-import \
-alias http \
-file vcd-dc1-003.cer

Once this is done, list the contents of the certificate store to make sure that the root and http certificate are in there.
/opt/vmware/vcloud-director/jre/bin/keytool -storetype JCEKS -storepass ChangeMe -keystore certificates.ks -list001.png

Step 5. As I mentioned above, the configurator for vCD expects two certificates in the store even if you are using a single IP. Since we want to use the same certificate for both, we care going to copy the http certificate into the consoleproxy certificate. Run the 3 scripts below to create a new file called certs.ks that will contain the three required certificates.


/opt/vmware/vcloud-director/jre/bin/keytool \
-importkeystore \
-srckeystore certificates.ks \
-srcstoretype JCEKS \
-srcstorepass ChangeMe \
-srckeypass ChangeMe \
-srcalias http \
-destkeystore certs.ks \
-deststoretype JCEKS \
-deststorepass ChangeMe \
-destkeypass ChangeMe \
-destalias http


/opt/vmware/vcloud-director/jre/bin/keytool \
-importkeystore \
-srckeystore certificates.ks \
-srcstoretype JCEKS \
-srcstorepass ChangeMe \
-srckeypass ChangeMe \
-srcalias http \
-destkeystore certs.ks \
-deststoretype JCEKS \
-deststorepass ChangeMe \
-destkeypass ChangeMe \
-destalias consoleproxy


/opt/vmware/vcloud-director/jre/bin/keytool \
-importkeystore \
-srckeystore certificates.ks \
-srcstoretype JCEKS \
-srcstorepass ChangeMe \
-srcalias root \
-destkeystore certs.ks \
-deststoretype JCEKS \
-deststorepass ChangeMe \
-destalias root

And once again, list the contents of the certs.ks file to ensure you have three certificates and the thumbprint for the http and consoleproxy are the same.
/opt/vmware/vcloud-director/jre/bin/keytool -storetype JCEKS -storepass ChangeMe -keystore certs.ks -list002.png
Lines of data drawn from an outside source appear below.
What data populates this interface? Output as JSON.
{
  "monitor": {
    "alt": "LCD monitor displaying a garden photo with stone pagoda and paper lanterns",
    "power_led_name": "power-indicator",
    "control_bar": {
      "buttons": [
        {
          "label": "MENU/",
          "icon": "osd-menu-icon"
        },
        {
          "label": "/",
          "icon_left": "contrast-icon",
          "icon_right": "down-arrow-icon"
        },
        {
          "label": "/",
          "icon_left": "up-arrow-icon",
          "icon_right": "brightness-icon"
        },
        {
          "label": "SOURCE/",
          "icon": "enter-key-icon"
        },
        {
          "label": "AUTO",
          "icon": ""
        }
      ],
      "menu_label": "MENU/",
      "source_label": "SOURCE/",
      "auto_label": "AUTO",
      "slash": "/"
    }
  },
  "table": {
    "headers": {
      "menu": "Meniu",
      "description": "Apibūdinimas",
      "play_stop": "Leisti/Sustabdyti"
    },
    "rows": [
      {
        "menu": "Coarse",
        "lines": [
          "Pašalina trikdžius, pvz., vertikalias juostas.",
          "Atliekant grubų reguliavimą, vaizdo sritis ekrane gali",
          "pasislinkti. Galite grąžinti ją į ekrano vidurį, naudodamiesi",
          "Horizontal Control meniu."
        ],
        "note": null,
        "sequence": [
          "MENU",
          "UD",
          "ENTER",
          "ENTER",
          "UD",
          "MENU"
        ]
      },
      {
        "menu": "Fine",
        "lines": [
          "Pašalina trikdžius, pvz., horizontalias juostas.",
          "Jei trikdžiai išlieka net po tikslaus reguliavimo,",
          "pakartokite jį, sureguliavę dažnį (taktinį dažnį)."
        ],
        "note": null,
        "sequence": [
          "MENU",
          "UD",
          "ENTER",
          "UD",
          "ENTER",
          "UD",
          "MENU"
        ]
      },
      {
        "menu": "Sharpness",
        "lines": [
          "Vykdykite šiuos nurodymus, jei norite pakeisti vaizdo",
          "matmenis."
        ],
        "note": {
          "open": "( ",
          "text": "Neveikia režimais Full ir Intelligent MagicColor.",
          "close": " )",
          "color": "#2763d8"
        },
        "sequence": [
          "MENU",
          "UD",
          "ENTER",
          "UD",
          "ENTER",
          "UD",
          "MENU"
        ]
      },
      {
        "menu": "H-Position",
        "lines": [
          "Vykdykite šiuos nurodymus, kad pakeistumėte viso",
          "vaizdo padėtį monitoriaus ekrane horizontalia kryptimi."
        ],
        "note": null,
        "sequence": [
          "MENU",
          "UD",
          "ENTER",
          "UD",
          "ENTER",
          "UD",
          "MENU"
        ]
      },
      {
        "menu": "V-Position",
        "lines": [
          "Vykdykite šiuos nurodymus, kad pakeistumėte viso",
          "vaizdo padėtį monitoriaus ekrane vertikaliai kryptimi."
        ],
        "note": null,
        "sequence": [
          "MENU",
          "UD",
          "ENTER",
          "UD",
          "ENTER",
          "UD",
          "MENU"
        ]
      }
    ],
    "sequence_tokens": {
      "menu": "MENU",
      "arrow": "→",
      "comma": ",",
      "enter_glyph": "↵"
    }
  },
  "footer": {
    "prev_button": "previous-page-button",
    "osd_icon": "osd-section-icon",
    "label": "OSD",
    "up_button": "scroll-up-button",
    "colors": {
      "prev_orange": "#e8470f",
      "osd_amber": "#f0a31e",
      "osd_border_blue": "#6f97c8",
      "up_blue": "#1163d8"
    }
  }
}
Step 6. We are now ready to reconfigure (in my case) vCD. In order to get the new certificate store into vCD, we need to run the configure script in unattended mode. The script I use is as follows but you may need to change it depending on your lab setup. I have installed Postgres on my vCD server so you may have to adjust if you using Oracle or MSSQL. (If you are, you should consider switching to Postgres as support for Oracle is already depreciated in 9.1 and MSSQL will be depreciated in the next release! This is good news as VMware moves to making vCD available as an appliance.)

Stop vCD:

service vmware-vcd stop

Update the configuration:

/opt/vmware/vcloud-director/bin/configure \
-cons 192.168.20.83 \
--console-proxy-port-https 8443 \
-ip 192.168.20.83 \
--primary-port-http 80 \
--primary-port-https 443 \
-dbhost vcd-dc1-003.local -dbport 5432 -dbtype postgres -dbname vcloud -dbuser vcloud -dbpassword 'vcloudpass' \
-k /tmp/certs.ks \
-w 'ChangeMe' \
-loghost vrli-dc1.local \
-logport 514 \
-g \
--enable-ceip true \
-unattended

Start vCD:

service vmware-vcd start

And that’s it. Give vCD a minute or two to get going and then open a new browser session to your instance. It should be nice and secure now.

003.png004.png